Transformational leaders are seen as agents of social change (Bass 1 AAA, Bass et al 2003). Bass (1 Bibb) argues that transformational leaders are also seen as model, able to contribute to the effectiveness of leadership and articulate to a new vision in their followers. In this way they inspire and motivate them towards getting greater achievements. Charismatic and transformational leadership has been linked to five big personality dimensions of extroversion, agreeableness, conscientiousness, emotional stability and intellectual/openness to experience.
A meta-analysis, by judge et al (2002), found out that these attributes have an overall correlation of 0. 58 with the big five personality, which are seen as the best predictors of effective leadership. However, even if one cannot identify leaders by their characters, there is better evidence that it may be possible to do so by their actions. For example, Fleischman et al (1953) showed that effective leaders display, consideration for the interests and welfare of followers and initiation of structure, that is, a capacity to structure the activities of followers with a view to achieving group goals.

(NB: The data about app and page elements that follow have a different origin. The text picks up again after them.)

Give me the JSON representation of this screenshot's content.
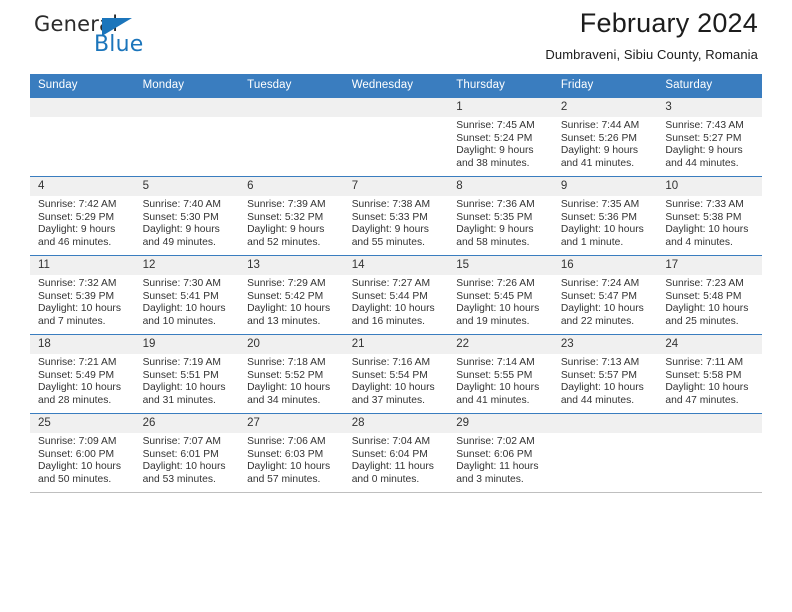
{
  "logo": {
    "word_top": "General",
    "word_bottom": "Blue",
    "triangle_color": "#1b75bb",
    "text_color": "#2b2b2b"
  },
  "header": {
    "title": "February 2024",
    "subtitle": "Dumbraveni, Sibiu County, Romania"
  },
  "theme": {
    "header_bar": "#3a7dbf",
    "daynum_band": "#f0f0f0",
    "text": "#333333"
  },
  "weekdays": [
    "Sunday",
    "Monday",
    "Tuesday",
    "Wednesday",
    "Thursday",
    "Friday",
    "Saturday"
  ],
  "weeks": [
    [
      {
        "day": "",
        "sunrise": "",
        "sunset": "",
        "daylight_1": "",
        "daylight_2": ""
      },
      {
        "day": "",
        "sunrise": "",
        "sunset": "",
        "daylight_1": "",
        "daylight_2": ""
      },
      {
        "day": "",
        "sunrise": "",
        "sunset": "",
        "daylight_1": "",
        "daylight_2": ""
      },
      {
        "day": "",
        "sunrise": "",
        "sunset": "",
        "daylight_1": "",
        "daylight_2": ""
      },
      {
        "day": "1",
        "sunrise": "Sunrise: 7:45 AM",
        "sunset": "Sunset: 5:24 PM",
        "daylight_1": "Daylight: 9 hours",
        "daylight_2": "and 38 minutes."
      },
      {
        "day": "2",
        "sunrise": "Sunrise: 7:44 AM",
        "sunset": "Sunset: 5:26 PM",
        "daylight_1": "Daylight: 9 hours",
        "daylight_2": "and 41 minutes."
      },
      {
        "day": "3",
        "sunrise": "Sunrise: 7:43 AM",
        "sunset": "Sunset: 5:27 PM",
        "daylight_1": "Daylight: 9 hours",
        "daylight_2": "and 44 minutes."
      }
    ],
    [
      {
        "day": "4",
        "sunrise": "Sunrise: 7:42 AM",
        "sunset": "Sunset: 5:29 PM",
        "daylight_1": "Daylight: 9 hours",
        "daylight_2": "and 46 minutes."
      },
      {
        "day": "5",
        "sunrise": "Sunrise: 7:40 AM",
        "sunset": "Sunset: 5:30 PM",
        "daylight_1": "Daylight: 9 hours",
        "daylight_2": "and 49 minutes."
      },
      {
        "day": "6",
        "sunrise": "Sunrise: 7:39 AM",
        "sunset": "Sunset: 5:32 PM",
        "daylight_1": "Daylight: 9 hours",
        "daylight_2": "and 52 minutes."
      },
      {
        "day": "7",
        "sunrise": "Sunrise: 7:38 AM",
        "sunset": "Sunset: 5:33 PM",
        "daylight_1": "Daylight: 9 hours",
        "daylight_2": "and 55 minutes."
      },
      {
        "day": "8",
        "sunrise": "Sunrise: 7:36 AM",
        "sunset": "Sunset: 5:35 PM",
        "daylight_1": "Daylight: 9 hours",
        "daylight_2": "and 58 minutes."
      },
      {
        "day": "9",
        "sunrise": "Sunrise: 7:35 AM",
        "sunset": "Sunset: 5:36 PM",
        "daylight_1": "Daylight: 10 hours",
        "daylight_2": "and 1 minute."
      },
      {
        "day": "10",
        "sunrise": "Sunrise: 7:33 AM",
        "sunset": "Sunset: 5:38 PM",
        "daylight_1": "Daylight: 10 hours",
        "daylight_2": "and 4 minutes."
      }
    ],
    [
      {
        "day": "11",
        "sunrise": "Sunrise: 7:32 AM",
        "sunset": "Sunset: 5:39 PM",
        "daylight_1": "Daylight: 10 hours",
        "daylight_2": "and 7 minutes."
      },
      {
        "day": "12",
        "sunrise": "Sunrise: 7:30 AM",
        "sunset": "Sunset: 5:41 PM",
        "daylight_1": "Daylight: 10 hours",
        "daylight_2": "and 10 minutes."
      },
      {
        "day": "13",
        "sunrise": "Sunrise: 7:29 AM",
        "sunset": "Sunset: 5:42 PM",
        "daylight_1": "Daylight: 10 hours",
        "daylight_2": "and 13 minutes."
      },
      {
        "day": "14",
        "sunrise": "Sunrise: 7:27 AM",
        "sunset": "Sunset: 5:44 PM",
        "daylight_1": "Daylight: 10 hours",
        "daylight_2": "and 16 minutes."
      },
      {
        "day": "15",
        "sunrise": "Sunrise: 7:26 AM",
        "sunset": "Sunset: 5:45 PM",
        "daylight_1": "Daylight: 10 hours",
        "daylight_2": "and 19 minutes."
      },
      {
        "day": "16",
        "sunrise": "Sunrise: 7:24 AM",
        "sunset": "Sunset: 5:47 PM",
        "daylight_1": "Daylight: 10 hours",
        "daylight_2": "and 22 minutes."
      },
      {
        "day": "17",
        "sunrise": "Sunrise: 7:23 AM",
        "sunset": "Sunset: 5:48 PM",
        "daylight_1": "Daylight: 10 hours",
        "daylight_2": "and 25 minutes."
      }
    ],
    [
      {
        "day": "18",
        "sunrise": "Sunrise: 7:21 AM",
        "sunset": "Sunset: 5:49 PM",
        "daylight_1": "Daylight: 10 hours",
        "daylight_2": "and 28 minutes."
      },
      {
        "day": "19",
        "sunrise": "Sunrise: 7:19 AM",
        "sunset": "Sunset: 5:51 PM",
        "daylight_1": "Daylight: 10 hours",
        "daylight_2": "and 31 minutes."
      },
      {
        "day": "20",
        "sunrise": "Sunrise: 7:18 AM",
        "sunset": "Sunset: 5:52 PM",
        "daylight_1": "Daylight: 10 hours",
        "daylight_2": "and 34 minutes."
      },
      {
        "day": "21",
        "sunrise": "Sunrise: 7:16 AM",
        "sunset": "Sunset: 5:54 PM",
        "daylight_1": "Daylight: 10 hours",
        "daylight_2": "and 37 minutes."
      },
      {
        "day": "22",
        "sunrise": "Sunrise: 7:14 AM",
        "sunset": "Sunset: 5:55 PM",
        "daylight_1": "Daylight: 10 hours",
        "daylight_2": "and 41 minutes."
      },
      {
        "day": "23",
        "sunrise": "Sunrise: 7:13 AM",
        "sunset": "Sunset: 5:57 PM",
        "daylight_1": "Daylight: 10 hours",
        "daylight_2": "and 44 minutes."
      },
      {
        "day": "24",
        "sunrise": "Sunrise: 7:11 AM",
        "sunset": "Sunset: 5:58 PM",
        "daylight_1": "Daylight: 10 hours",
        "daylight_2": "and 47 minutes."
      }
    ],
    [
      {
        "day": "25",
        "sunrise": "Sunrise: 7:09 AM",
        "sunset": "Sunset: 6:00 PM",
        "daylight_1": "Daylight: 10 hours",
        "daylight_2": "and 50 minutes."
      },
      {
        "day": "26",
        "sunrise": "Sunrise: 7:07 AM",
        "sunset": "Sunset: 6:01 PM",
        "daylight_1": "Daylight: 10 hours",
        "daylight_2": "and 53 minutes."
      },
      {
        "day": "27",
        "sunrise": "Sunrise: 7:06 AM",
        "sunset": "Sunset: 6:03 PM",
        "daylight_1": "Daylight: 10 hours",
        "daylight_2": "and 57 minutes."
      },
      {
        "day": "28",
        "sunrise": "Sunrise: 7:04 AM",
        "sunset": "Sunset: 6:04 PM",
        "daylight_1": "Daylight: 11 hours",
        "daylight_2": "and 0 minutes."
      },
      {
        "day": "29",
        "sunrise": "Sunrise: 7:02 AM",
        "sunset": "Sunset: 6:06 PM",
        "daylight_1": "Daylight: 11 hours",
        "daylight_2": "and 3 minutes."
      },
      {
        "day": "",
        "sunrise": "",
        "sunset": "",
        "daylight_1": "",
        "daylight_2": ""
      },
      {
        "day": "",
        "sunrise": "",
        "sunset": "",
        "daylight_1": "",
        "daylight_2": ""
      }
    ]
  ]
}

To conclude, social and psychological factors are seen to contribute to effective leadership. They are both seen as the right combination of personal characteristics and situational requirement to influence their followers. In terms of social factors, situational factor is not purely on individual personality, although personal loyalties may play a role, as seen in the example of Churchill. This shows that sometimes leaders change based on changed circumstances.